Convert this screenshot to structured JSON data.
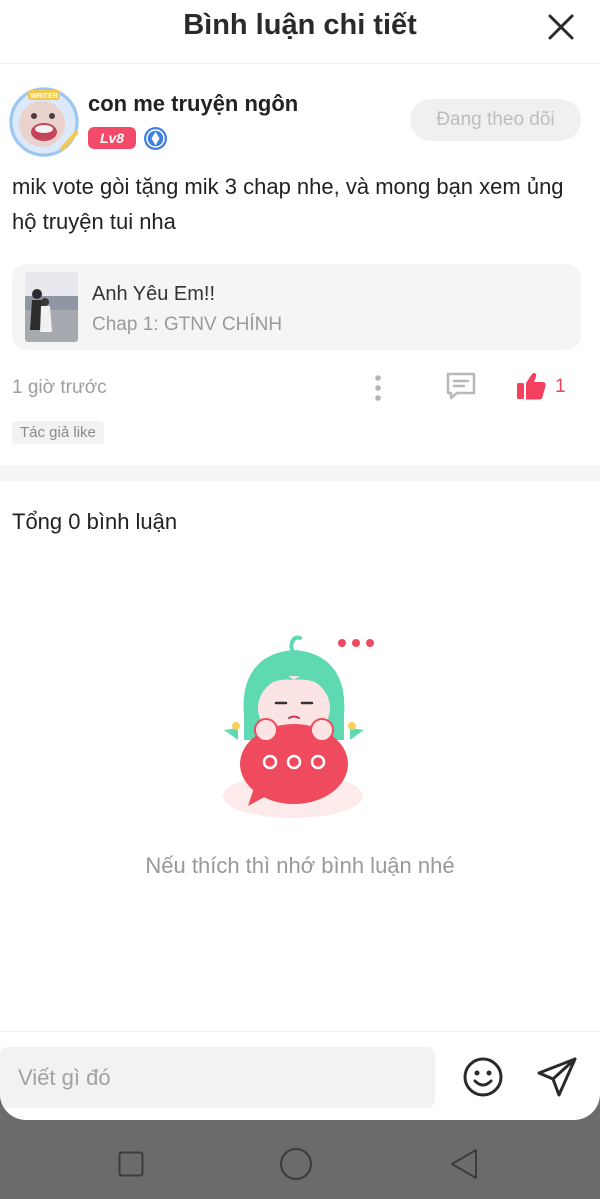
{
  "header": {
    "title": "Bình luận chi tiết"
  },
  "comment": {
    "username": "con me truyện ngôn",
    "level_badge": "Lv8",
    "avatar_badge": "WRITER",
    "follow_label": "Đang theo dõi",
    "text": "mik vote gòi tặng mik 3 chap nhe, và mong bạn xem ủng hộ truyện tui nha",
    "story": {
      "title": "Anh Yêu Em!!",
      "chapter": "Chap 1: GTNV CHÍNH"
    },
    "time": "1 giờ trước",
    "like_count": "1",
    "author_tag": "Tác giả like"
  },
  "replies": {
    "total_label": "Tổng 0 bình luận",
    "empty_text": "Nếu thích thì nhớ bình luận nhé"
  },
  "input": {
    "placeholder": "Viết gì đó"
  },
  "colors": {
    "accent": "#f4405e",
    "badge": "#f44a6a",
    "mascot_hair": "#5fd9b2",
    "bubble": "#ef4a5e"
  },
  "icons": [
    "close-icon",
    "verified-icon",
    "more-icon",
    "reply-icon",
    "thumbs-up-icon",
    "emoji-icon",
    "send-icon",
    "nav-square-icon",
    "nav-home-icon",
    "nav-back-icon"
  ]
}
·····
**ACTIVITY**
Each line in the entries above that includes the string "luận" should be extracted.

**RESULT BELOW**
    "title": "Bình luận chi tiết"
    "total_label": "Tổng 0 bình luận",
    "empty_text": "Nếu thích thì nhớ bình luận nhé"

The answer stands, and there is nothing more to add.